LL: It is all multimedia. It is what makes Song so special and that is why we have been doing it for 11 years now. It is in fact like coming into my living room. These are parts in my life that I grew up in that I share with the audience. It is interesting because I know what is coming next but most of the audience doesn't. To watch them laugh, cry and go through a roller-coaster of emotion is terrific.
WCT: You have a duet with your mother on the album.
LL: We have a long duet. There is a whole mother daughter medley. The technology that we were able to do that with is great. We are putting two orchestras together because we couldn't take hers off the tracks we are using. My husband who is my musical director had to match her orchestra seamlessly. We can now achieve things that were impossible thirty or forty years ago.
WCT: I asked Lucille Ball's daughter this same question: Do you know how Judy felt about her gay following?
LL: You have to remember something: Back in the 1960s there was no gay following. It was different. The whole gay community was incredibly closeted. It is not what it is today. The gay community has made huge strides forward and they still have a long way to go.
I have always been incredibly grateful to the gay community for keeping her image, name and likeness in the forefront. I have been at so many rallies and marches because to me it is what we strive for to be in the human race and be kind to each other, understanding, and tolerant. If people have to demonstrate to get that kind of respect then I am there with them.
WCT: Well, our community appreciates that.
LL: That was the way I was raised. We were raised colorblind to any kind of different. I think show business has been more understanding of people who are different. When you think about what we do it's pretty nuts.
WCT: You have legions of fans for Grease 2.
LL: [Laughs] You know a lot of people love that movie.
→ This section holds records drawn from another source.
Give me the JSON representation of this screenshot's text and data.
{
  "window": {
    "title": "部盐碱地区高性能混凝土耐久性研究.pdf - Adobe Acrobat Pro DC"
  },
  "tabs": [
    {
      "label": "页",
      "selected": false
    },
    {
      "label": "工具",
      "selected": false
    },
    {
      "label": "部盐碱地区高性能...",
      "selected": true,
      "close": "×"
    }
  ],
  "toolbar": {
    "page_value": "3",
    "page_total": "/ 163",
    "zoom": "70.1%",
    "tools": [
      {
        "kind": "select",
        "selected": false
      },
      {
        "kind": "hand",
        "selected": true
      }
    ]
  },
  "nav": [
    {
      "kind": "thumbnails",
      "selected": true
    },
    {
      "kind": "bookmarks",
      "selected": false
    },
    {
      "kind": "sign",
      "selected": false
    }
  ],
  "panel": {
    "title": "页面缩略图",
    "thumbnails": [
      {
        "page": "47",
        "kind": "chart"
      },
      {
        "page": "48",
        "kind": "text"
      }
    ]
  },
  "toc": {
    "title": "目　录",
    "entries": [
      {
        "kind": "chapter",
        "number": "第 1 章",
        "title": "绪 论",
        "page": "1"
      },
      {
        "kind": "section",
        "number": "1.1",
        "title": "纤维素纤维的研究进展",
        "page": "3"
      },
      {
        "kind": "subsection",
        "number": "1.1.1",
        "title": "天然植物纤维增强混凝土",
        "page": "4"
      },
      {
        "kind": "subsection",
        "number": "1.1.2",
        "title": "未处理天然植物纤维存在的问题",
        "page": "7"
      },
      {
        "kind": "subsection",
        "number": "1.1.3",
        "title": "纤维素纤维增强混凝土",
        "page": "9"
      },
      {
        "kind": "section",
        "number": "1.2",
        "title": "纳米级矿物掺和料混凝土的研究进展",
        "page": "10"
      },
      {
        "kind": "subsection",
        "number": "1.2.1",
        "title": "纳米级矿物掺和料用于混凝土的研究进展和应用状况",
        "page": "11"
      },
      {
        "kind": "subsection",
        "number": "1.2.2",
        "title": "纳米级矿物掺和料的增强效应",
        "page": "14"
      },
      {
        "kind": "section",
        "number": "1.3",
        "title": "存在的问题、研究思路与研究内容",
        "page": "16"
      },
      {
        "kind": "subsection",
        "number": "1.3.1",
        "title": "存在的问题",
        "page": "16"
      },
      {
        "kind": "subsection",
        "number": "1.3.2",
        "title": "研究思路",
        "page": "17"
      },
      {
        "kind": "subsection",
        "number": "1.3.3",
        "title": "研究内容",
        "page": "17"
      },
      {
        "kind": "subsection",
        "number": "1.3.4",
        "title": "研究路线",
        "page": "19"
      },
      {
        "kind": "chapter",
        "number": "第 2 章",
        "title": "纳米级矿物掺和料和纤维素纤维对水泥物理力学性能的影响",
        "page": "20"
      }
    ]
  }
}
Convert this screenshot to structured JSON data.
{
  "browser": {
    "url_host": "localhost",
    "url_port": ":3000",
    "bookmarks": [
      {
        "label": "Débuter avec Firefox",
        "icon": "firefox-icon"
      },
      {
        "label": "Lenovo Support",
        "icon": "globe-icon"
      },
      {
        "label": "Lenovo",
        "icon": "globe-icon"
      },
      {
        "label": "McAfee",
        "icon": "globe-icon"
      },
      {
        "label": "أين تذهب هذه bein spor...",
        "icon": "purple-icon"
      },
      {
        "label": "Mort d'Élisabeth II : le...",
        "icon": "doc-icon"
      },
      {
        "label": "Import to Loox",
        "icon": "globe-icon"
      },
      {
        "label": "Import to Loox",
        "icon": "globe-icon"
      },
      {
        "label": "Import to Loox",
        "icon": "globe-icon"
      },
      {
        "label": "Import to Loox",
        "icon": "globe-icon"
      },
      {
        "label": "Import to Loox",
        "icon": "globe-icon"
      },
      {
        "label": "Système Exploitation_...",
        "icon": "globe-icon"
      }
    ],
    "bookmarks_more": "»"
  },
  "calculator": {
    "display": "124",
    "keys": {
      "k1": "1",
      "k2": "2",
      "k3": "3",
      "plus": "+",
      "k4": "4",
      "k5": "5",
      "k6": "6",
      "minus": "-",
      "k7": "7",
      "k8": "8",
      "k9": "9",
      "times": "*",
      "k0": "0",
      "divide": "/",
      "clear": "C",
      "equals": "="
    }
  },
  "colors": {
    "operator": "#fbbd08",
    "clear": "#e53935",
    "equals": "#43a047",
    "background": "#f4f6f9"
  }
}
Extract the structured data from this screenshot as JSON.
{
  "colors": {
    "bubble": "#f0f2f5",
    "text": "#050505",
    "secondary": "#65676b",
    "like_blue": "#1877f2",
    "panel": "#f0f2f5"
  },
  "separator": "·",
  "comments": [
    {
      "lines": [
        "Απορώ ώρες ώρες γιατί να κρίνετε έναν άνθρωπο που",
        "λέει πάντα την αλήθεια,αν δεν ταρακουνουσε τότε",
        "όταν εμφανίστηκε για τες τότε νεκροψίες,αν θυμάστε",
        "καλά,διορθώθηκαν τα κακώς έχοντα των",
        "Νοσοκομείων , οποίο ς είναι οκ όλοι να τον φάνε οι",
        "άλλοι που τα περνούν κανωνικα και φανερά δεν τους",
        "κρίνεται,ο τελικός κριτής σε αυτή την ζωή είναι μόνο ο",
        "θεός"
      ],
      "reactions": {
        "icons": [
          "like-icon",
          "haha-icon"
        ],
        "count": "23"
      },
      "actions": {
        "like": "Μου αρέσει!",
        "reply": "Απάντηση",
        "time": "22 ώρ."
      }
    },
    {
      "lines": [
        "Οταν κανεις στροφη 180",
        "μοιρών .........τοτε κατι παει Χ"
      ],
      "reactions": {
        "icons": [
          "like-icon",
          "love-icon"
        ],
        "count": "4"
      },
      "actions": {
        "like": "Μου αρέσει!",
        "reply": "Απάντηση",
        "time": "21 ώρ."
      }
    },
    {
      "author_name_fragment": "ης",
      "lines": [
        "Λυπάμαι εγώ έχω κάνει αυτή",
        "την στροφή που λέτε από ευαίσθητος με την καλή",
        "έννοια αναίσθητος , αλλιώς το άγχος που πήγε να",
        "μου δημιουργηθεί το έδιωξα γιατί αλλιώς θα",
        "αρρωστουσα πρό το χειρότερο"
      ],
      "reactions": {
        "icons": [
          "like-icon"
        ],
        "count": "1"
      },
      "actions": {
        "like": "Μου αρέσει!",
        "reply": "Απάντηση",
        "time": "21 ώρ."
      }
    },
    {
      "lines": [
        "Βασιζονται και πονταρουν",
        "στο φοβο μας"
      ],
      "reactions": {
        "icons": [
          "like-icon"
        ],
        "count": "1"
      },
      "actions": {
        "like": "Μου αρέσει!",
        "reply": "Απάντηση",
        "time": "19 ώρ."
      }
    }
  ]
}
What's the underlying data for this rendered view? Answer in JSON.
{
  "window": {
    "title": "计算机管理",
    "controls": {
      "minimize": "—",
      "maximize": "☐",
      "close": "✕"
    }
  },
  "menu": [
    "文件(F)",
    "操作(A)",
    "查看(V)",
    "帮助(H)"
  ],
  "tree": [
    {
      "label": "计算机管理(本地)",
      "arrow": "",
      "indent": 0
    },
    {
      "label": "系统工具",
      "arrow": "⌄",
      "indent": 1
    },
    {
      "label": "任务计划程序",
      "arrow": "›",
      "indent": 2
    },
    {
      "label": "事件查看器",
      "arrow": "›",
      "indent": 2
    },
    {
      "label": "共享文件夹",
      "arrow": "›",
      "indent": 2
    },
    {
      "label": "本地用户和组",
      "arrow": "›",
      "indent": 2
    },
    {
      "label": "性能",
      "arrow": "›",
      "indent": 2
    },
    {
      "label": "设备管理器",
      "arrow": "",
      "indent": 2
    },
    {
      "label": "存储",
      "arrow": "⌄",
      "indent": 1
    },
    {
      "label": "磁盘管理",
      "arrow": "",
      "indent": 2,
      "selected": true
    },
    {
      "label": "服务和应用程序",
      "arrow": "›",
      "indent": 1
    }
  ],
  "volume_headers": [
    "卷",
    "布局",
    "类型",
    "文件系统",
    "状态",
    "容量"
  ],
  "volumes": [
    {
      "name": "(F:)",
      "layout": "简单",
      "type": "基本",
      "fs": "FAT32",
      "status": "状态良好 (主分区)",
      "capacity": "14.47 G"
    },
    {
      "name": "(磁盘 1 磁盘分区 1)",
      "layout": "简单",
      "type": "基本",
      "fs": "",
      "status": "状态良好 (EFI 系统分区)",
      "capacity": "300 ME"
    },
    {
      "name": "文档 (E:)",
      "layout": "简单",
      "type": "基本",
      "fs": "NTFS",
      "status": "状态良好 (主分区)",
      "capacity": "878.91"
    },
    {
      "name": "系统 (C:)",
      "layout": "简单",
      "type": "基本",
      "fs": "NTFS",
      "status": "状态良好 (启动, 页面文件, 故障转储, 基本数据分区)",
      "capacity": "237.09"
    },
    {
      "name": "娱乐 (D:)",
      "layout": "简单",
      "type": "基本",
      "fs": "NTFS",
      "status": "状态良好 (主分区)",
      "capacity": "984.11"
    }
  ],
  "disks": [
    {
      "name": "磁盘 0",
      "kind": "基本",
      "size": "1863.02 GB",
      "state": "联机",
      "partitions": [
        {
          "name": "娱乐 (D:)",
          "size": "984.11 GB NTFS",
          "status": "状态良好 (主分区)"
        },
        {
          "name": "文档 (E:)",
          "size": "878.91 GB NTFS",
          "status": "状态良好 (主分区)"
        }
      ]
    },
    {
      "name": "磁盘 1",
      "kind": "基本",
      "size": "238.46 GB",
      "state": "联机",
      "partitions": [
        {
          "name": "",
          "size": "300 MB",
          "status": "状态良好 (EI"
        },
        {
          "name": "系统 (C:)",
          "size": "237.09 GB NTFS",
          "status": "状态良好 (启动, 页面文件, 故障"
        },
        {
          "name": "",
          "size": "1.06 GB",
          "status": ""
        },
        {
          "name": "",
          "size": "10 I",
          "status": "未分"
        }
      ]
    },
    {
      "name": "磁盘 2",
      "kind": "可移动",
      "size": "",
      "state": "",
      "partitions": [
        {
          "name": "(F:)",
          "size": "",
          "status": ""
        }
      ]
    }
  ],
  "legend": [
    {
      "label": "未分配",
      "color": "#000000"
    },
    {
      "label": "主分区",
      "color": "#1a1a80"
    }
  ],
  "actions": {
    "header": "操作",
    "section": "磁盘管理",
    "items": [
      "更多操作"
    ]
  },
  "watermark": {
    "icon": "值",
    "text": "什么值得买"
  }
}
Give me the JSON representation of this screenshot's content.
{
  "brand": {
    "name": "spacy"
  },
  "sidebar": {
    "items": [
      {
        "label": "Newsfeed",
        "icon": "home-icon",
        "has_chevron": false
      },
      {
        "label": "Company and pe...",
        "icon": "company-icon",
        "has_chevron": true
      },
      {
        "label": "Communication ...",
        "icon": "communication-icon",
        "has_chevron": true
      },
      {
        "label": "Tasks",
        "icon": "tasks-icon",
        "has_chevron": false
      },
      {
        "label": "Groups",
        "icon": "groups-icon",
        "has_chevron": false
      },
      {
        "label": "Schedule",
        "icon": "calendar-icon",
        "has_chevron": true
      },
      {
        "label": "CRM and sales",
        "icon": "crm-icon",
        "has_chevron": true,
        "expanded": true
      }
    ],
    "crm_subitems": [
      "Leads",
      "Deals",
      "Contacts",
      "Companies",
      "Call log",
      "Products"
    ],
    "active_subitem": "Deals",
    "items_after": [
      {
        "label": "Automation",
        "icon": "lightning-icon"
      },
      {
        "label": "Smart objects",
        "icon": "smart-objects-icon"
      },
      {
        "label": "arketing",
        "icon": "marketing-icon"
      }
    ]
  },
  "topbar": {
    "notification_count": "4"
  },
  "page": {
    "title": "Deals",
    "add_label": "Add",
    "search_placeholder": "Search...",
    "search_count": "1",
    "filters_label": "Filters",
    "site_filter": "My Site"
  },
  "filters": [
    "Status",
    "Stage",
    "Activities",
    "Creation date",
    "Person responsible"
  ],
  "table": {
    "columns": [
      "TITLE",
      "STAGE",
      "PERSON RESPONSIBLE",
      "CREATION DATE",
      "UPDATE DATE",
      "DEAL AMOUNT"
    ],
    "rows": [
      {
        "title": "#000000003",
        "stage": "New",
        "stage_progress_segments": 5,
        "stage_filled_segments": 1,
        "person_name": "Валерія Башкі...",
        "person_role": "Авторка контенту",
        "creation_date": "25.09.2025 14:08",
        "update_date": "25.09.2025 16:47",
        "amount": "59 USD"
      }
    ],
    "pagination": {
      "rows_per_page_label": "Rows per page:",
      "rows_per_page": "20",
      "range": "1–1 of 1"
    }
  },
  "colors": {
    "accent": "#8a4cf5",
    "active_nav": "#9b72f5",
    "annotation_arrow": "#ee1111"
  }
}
I met up with Pat Birch when I was in New York for Broadway Cares Equity Fights AIDS. I saw the entire cast of Grease on that stage because it was a huge anniversary for the show. Pat worked on the Broadway show, the first movie and directed part two. I am grateful that people enjoyed our little movie. We didn't go out to make Shakespeare we were just having a really good time!
Lorna Luft celebrates her mother with a swinging seven-piece band at the Paramount Theatre, 23 E. Galena Blvd., Sunday, Feb. 12, at 4 p.m. Visit www.paramountaurora.com or call 630-896-6666 for ticket details.
For lots more on Lorna, visit www.lornaluft.com .